■ **AIM OF THE TASK**: Retype the whole listing that follows, with nothing added or left out.

■ **MATERIAL PROVIDED**:
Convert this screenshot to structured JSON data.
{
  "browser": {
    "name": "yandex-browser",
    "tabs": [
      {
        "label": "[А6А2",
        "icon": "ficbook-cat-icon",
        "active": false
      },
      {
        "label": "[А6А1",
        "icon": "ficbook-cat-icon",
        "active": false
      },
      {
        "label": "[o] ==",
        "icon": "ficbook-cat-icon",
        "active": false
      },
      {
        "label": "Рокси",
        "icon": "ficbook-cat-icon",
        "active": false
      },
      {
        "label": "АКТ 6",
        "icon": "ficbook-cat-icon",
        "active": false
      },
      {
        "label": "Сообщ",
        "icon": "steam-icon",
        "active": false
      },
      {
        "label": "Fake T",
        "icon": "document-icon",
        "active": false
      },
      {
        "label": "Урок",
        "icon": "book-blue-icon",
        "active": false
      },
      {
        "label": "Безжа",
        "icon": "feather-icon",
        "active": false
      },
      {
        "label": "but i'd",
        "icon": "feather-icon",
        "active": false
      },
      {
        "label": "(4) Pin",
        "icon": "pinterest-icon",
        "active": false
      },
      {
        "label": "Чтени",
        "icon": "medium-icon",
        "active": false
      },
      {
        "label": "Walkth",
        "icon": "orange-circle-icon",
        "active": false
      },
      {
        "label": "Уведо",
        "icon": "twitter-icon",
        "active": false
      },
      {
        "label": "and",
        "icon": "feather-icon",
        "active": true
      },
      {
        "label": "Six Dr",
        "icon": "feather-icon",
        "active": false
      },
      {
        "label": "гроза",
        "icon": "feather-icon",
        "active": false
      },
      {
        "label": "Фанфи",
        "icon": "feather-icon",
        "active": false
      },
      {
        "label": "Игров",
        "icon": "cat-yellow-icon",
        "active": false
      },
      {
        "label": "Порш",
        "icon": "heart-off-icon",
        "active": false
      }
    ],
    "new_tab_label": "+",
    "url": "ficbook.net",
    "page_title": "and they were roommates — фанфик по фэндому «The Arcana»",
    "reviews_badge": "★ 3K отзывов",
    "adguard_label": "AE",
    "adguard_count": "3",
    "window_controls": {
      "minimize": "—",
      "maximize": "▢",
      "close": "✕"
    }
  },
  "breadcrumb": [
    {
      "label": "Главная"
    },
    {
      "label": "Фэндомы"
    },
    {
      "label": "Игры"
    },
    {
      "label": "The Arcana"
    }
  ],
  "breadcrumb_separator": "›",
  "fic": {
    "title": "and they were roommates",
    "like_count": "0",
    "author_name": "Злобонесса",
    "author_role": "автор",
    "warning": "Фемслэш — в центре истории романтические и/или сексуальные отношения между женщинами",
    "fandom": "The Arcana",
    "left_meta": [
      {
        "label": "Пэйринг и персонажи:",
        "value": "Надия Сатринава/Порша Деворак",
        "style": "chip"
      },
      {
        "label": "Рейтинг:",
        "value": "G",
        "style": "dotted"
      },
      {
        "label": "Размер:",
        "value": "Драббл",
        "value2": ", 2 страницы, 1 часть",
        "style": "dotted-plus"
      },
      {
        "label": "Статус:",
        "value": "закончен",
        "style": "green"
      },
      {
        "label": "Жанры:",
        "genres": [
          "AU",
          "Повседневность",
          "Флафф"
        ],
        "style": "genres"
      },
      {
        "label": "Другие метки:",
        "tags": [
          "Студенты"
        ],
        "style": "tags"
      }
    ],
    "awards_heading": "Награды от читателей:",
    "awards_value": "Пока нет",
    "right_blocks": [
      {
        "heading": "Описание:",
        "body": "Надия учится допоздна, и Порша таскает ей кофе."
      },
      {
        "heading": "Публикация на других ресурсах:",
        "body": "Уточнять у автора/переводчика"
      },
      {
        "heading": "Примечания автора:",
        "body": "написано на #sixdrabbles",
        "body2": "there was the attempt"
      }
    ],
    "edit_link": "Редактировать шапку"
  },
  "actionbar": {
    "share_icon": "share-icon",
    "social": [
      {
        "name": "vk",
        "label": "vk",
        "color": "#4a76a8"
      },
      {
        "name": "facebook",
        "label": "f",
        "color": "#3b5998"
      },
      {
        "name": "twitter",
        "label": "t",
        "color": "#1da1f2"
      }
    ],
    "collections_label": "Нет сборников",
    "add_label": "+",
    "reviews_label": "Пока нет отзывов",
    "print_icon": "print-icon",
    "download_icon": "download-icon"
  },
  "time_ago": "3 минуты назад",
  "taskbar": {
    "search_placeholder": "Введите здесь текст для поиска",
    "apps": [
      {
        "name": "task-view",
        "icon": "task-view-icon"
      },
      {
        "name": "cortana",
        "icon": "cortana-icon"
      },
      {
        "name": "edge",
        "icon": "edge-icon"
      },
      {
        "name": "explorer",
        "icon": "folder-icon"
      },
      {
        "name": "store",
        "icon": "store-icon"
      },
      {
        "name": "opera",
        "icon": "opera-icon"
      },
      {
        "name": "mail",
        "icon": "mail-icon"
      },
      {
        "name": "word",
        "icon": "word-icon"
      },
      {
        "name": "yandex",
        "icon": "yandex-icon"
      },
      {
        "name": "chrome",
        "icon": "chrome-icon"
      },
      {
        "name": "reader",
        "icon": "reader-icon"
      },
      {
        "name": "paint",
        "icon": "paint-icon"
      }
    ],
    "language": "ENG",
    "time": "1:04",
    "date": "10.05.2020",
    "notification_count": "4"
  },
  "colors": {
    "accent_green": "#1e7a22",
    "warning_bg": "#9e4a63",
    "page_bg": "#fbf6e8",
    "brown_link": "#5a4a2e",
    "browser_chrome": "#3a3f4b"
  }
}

■ **ANSWER SECTION**:
Convert this screenshot to structured JSON data.
{
  "browser": {
    "name": "yandex-browser",
    "tabs": [
      {
        "label": "[А6А2",
        "icon": "ficbook-cat-icon",
        "active": false
      },
      {
        "label": "[А6А1",
        "icon": "ficbook-cat-icon",
        "active": false
      },
      {
        "label": "[o] ==",
        "icon": "ficbook-cat-icon",
        "active": false
      },
      {
        "label": "Рокси",
        "icon": "ficbook-cat-icon",
        "active": false
      },
      {
        "label": "АКТ 6",
        "icon": "ficbook-cat-icon",
        "active": false
      },
      {
        "label": "Сообщ",
        "icon": "steam-icon",
        "active": false
      },
      {
        "label": "Fake T",
        "icon": "document-icon",
        "active": false
      },
      {
        "label": "Урок",
        "icon": "book-blue-icon",
        "active": false
      },
      {
        "label": "Безжа",
        "icon": "feather-icon",
        "active": false
      },
      {
        "label": "but i'd",
        "icon": "feather-icon",
        "active": false
      },
      {
        "label": "(4) Pin",
        "icon": "pinterest-icon",
        "active": false
      },
      {
        "label": "Чтени",
        "icon": "medium-icon",
        "active": false
      },
      {
        "label": "Walkth",
        "icon": "orange-circle-icon",
        "active": false
      },
      {
        "label": "Уведо",
        "icon": "twitter-icon",
        "active": false
      },
      {
        "label": "and",
        "icon": "feather-icon",
        "active": true
      },
      {
        "label": "Six Dr",
        "icon": "feather-icon",
        "active": false
      },
      {
        "label": "гроза",
        "icon": "feather-icon",
        "active": false
      },
      {
        "label": "Фанфи",
        "icon": "feather-icon",
        "active": false
      },
      {
        "label": "Игров",
        "icon": "cat-yellow-icon",
        "active": false
      },
      {
        "label": "Порш",
        "icon": "heart-off-icon",
        "active": false
      }
    ],
    "new_tab_label": "+",
    "url": "ficbook.net",
    "page_title": "and they were roommates — фанфик по фэндому «The Arcana»",
    "reviews_badge": "★ 3K отзывов",
    "adguard_label": "AE",
    "adguard_count": "3",
    "window_controls": {
      "minimize": "—",
      "maximize": "▢",
      "close": "✕"
    }
  },
  "breadcrumb": [
    {
      "label": "Главная"
    },
    {
      "label": "Фэндомы"
    },
    {
      "label": "Игры"
    },
    {
      "label": "The Arcana"
    }
  ],
  "breadcrumb_separator": "›",
  "fic": {
    "title": "and they were roommates",
    "like_count": "0",
    "author_name": "Злобонесса",
    "author_role": "автор",
    "warning": "Фемслэш — в центре истории романтические и/или сексуальные отношения между женщинами",
    "fandom": "The Arcana",
    "left_meta": [
      {
        "label": "Пэйринг и персонажи:",
        "value": "Надия Сатринава/Порша Деворак",
        "style": "chip"
      },
      {
        "label": "Рейтинг:",
        "value": "G",
        "style": "dotted"
      },
      {
        "label": "Размер:",
        "value": "Драббл",
        "value2": ", 2 страницы, 1 часть",
        "style": "dotted-plus"
      },
      {
        "label": "Статус:",
        "value": "закончен",
        "style": "green"
      },
      {
        "label": "Жанры:",
        "genres": [
          "AU",
          "Повседневность",
          "Флафф"
        ],
        "style": "genres"
      },
      {
        "label": "Другие метки:",
        "tags": [
          "Студенты"
        ],
        "style": "tags"
      }
    ],
    "awards_heading": "Награды от читателей:",
    "awards_value": "Пока нет",
    "right_blocks": [
      {
        "heading": "Описание:",
        "body": "Надия учится допоздна, и Порша таскает ей кофе."
      },
      {
        "heading": "Публикация на других ресурсах:",
        "body": "Уточнять у автора/переводчика"
      },
      {
        "heading": "Примечания автора:",
        "body": "написано на #sixdrabbles",
        "body2": "there was the attempt"
      }
    ],
    "edit_link": "Редактировать шапку"
  },
  "actionbar": {
    "share_icon": "share-icon",
    "social": [
      {
        "name": "vk",
        "label": "vk",
        "color": "#4a76a8"
      },
      {
        "name": "facebook",
        "label": "f",
        "color": "#3b5998"
      },
      {
        "name": "twitter",
        "label": "t",
        "color": "#1da1f2"
      }
    ],
    "collections_label": "Нет сборников",
    "add_label": "+",
    "reviews_label": "Пока нет отзывов",
    "print_icon": "print-icon",
    "download_icon": "download-icon"
  },
  "time_ago": "3 минуты назад",
  "taskbar": {
    "search_placeholder": "Введите здесь текст для поиска",
    "apps": [
      {
        "name": "task-view",
        "icon": "task-view-icon"
      },
      {
        "name": "cortana",
        "icon": "cortana-icon"
      },
      {
        "name": "edge",
        "icon": "edge-icon"
      },
      {
        "name": "explorer",
        "icon": "folder-icon"
      },
      {
        "name": "store",
        "icon": "store-icon"
      },
      {
        "name": "opera",
        "icon": "opera-icon"
      },
      {
        "name": "mail",
        "icon": "mail-icon"
      },
      {
        "name": "word",
        "icon": "word-icon"
      },
      {
        "name": "yandex",
        "icon": "yandex-icon"
      },
      {
        "name": "chrome",
        "icon": "chrome-icon"
      },
      {
        "name": "reader",
        "icon": "reader-icon"
      },
      {
        "name": "paint",
        "icon": "paint-icon"
      }
    ],
    "language": "ENG",
    "time": "1:04",
    "date": "10.05.2020",
    "notification_count": "4"
  },
  "colors": {
    "accent_green": "#1e7a22",
    "warning_bg": "#9e4a63",
    "page_bg": "#fbf6e8",
    "brown_link": "#5a4a2e",
    "browser_chrome": "#3a3f4b"
  }
}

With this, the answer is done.